Dataset rows for apps and sites
# # # # #
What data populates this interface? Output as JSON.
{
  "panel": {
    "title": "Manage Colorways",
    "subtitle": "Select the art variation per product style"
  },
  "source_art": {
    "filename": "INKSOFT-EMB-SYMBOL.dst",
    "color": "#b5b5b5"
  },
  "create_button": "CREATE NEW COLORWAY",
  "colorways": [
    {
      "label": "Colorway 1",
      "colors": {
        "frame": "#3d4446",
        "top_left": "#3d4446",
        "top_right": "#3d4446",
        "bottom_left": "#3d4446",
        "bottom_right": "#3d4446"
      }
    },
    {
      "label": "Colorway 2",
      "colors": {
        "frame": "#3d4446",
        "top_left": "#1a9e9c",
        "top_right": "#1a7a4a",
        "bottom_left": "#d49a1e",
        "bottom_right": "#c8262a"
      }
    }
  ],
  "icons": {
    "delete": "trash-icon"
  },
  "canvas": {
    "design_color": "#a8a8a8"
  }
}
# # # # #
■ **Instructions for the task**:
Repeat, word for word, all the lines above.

■ **Answer section**:
What data populates this interface? Output as JSON.
{
  "panel": {
    "title": "Manage Colorways",
    "subtitle": "Select the art variation per product style"
  },
  "source_art": {
    "filename": "INKSOFT-EMB-SYMBOL.dst",
    "color": "#b5b5b5"
  },
  "create_button": "CREATE NEW COLORWAY",
  "colorways": [
    {
      "label": "Colorway 1",
      "colors": {
        "frame": "#3d4446",
        "top_left": "#3d4446",
        "top_right": "#3d4446",
        "bottom_left": "#3d4446",
        "bottom_right": "#3d4446"
      }
    },
    {
      "label": "Colorway 2",
      "colors": {
        "frame": "#3d4446",
        "top_left": "#1a9e9c",
        "top_right": "#1a7a4a",
        "bottom_left": "#d49a1e",
        "bottom_right": "#c8262a"
      }
    }
  ],
  "icons": {
    "delete": "trash-icon"
  },
  "canvas": {
    "design_color": "#a8a8a8"
  }
}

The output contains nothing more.